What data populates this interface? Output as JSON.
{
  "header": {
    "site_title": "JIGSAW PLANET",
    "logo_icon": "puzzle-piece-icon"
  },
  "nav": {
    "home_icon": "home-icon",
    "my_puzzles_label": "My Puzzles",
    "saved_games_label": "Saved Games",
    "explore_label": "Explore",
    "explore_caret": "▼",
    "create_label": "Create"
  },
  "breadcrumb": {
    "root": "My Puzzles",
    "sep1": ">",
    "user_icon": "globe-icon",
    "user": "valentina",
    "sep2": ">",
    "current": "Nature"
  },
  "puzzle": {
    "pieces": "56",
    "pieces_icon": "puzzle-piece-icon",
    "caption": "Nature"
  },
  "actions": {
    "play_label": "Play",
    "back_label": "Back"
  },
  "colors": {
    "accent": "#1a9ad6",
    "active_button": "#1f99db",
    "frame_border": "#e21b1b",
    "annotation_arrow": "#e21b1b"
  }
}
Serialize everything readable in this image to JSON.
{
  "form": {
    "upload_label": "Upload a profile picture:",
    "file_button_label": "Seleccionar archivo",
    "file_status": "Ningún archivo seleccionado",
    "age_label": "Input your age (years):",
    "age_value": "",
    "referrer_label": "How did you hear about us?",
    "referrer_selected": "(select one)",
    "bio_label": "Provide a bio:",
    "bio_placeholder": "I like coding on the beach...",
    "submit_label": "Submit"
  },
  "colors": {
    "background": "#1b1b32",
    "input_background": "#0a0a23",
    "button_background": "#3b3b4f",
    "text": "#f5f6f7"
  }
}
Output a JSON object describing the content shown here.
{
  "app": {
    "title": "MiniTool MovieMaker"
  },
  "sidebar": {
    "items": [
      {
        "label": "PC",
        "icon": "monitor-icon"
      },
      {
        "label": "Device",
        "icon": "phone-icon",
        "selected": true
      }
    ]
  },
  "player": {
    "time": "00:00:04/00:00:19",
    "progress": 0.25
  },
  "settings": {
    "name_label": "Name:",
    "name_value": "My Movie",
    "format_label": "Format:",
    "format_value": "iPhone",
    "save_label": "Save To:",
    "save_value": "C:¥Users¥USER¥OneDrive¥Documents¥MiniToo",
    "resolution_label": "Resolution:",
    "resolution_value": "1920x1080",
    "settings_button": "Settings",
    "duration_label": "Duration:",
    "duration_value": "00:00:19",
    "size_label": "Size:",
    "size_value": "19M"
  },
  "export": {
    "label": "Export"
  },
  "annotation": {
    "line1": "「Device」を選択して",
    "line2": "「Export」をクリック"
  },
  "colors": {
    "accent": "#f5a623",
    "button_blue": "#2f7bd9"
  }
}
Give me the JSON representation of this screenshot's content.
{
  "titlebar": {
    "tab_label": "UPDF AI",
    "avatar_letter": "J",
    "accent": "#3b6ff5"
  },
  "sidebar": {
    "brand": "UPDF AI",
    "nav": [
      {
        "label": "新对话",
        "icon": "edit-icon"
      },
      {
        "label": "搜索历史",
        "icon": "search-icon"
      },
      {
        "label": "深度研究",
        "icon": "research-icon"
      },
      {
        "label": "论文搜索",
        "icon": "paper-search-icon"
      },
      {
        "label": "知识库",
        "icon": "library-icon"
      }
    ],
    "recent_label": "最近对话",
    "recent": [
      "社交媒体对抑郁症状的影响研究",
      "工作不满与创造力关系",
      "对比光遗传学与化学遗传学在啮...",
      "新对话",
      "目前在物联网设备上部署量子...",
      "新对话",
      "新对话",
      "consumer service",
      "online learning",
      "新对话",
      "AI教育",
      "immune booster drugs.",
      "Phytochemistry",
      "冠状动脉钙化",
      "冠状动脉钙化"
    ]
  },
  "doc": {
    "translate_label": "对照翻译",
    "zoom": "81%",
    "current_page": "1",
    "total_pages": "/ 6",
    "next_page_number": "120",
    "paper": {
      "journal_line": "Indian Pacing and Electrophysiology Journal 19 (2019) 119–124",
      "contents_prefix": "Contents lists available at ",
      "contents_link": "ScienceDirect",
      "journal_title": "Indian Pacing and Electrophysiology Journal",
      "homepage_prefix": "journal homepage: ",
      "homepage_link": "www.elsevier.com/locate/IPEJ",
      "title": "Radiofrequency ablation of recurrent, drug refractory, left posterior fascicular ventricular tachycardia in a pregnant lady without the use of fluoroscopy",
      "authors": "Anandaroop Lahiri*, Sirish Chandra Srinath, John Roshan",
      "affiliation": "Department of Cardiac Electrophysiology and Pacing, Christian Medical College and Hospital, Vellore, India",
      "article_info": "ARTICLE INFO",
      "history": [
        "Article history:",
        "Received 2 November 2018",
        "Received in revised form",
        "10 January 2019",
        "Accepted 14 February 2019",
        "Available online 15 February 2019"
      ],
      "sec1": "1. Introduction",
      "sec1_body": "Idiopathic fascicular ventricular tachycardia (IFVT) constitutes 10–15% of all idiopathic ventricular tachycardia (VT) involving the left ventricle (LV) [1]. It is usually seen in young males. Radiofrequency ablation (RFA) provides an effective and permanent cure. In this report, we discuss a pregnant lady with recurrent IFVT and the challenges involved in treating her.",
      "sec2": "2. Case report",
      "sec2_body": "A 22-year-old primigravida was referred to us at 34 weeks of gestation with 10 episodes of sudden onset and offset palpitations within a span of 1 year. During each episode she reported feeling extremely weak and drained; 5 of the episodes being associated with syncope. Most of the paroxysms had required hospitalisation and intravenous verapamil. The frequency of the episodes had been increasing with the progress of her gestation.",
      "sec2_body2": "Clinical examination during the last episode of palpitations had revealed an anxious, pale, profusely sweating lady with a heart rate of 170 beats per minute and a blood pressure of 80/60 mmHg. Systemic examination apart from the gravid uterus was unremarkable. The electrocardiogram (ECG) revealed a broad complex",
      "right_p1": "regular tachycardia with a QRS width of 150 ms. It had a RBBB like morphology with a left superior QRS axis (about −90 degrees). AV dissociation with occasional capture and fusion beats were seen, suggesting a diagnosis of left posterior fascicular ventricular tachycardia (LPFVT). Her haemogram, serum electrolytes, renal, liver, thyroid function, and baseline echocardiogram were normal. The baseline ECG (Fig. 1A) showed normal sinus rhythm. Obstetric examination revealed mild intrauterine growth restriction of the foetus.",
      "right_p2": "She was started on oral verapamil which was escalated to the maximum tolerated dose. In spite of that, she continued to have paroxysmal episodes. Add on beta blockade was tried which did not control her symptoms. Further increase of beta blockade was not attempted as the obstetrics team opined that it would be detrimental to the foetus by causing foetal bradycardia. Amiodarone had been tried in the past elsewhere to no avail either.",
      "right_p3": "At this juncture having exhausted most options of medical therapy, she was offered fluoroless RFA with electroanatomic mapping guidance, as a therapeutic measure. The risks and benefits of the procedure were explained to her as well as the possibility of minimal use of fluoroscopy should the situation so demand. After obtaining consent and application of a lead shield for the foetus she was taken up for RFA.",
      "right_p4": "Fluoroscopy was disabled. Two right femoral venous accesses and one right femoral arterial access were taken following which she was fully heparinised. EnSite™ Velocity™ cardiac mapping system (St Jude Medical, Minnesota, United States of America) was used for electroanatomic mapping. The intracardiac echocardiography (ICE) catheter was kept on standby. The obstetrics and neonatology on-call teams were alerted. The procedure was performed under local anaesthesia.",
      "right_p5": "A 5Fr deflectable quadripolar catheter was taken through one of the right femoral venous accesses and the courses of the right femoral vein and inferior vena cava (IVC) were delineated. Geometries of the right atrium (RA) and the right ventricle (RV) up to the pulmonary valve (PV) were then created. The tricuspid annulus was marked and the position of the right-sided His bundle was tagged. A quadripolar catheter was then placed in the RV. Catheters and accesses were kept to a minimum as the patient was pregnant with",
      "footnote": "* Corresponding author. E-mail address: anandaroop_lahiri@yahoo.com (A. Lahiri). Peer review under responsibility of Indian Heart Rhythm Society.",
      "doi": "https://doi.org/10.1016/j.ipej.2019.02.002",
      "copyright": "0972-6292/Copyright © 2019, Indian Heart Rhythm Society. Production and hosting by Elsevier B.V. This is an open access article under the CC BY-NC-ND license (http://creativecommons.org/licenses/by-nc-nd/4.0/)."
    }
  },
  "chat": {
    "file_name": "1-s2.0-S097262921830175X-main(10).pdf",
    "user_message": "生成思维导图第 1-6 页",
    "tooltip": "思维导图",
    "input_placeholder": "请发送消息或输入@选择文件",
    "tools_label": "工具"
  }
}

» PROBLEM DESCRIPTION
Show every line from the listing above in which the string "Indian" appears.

» EXERCISE RESPONSE
      "journal_line": "Indian Pacing and Electrophysiology Journal 19 (2019) 119–124",
      "journal_title": "Indian Pacing and Electrophysiology Journal",
      "footnote": "* Corresponding author. E-mail address: anandaroop_lahiri@yahoo.com (A. Lahiri). Peer review under responsibility of Indian Heart Rhythm Society.",
      "copyright": "0972-6292/Copyright © 2019, Indian Heart Rhythm Society. Production and hosting by Elsevier B.V. This is an open access article under the CC BY-NC-ND license (http://creativecommons.org/licenses/by-nc-nd/4.0/)."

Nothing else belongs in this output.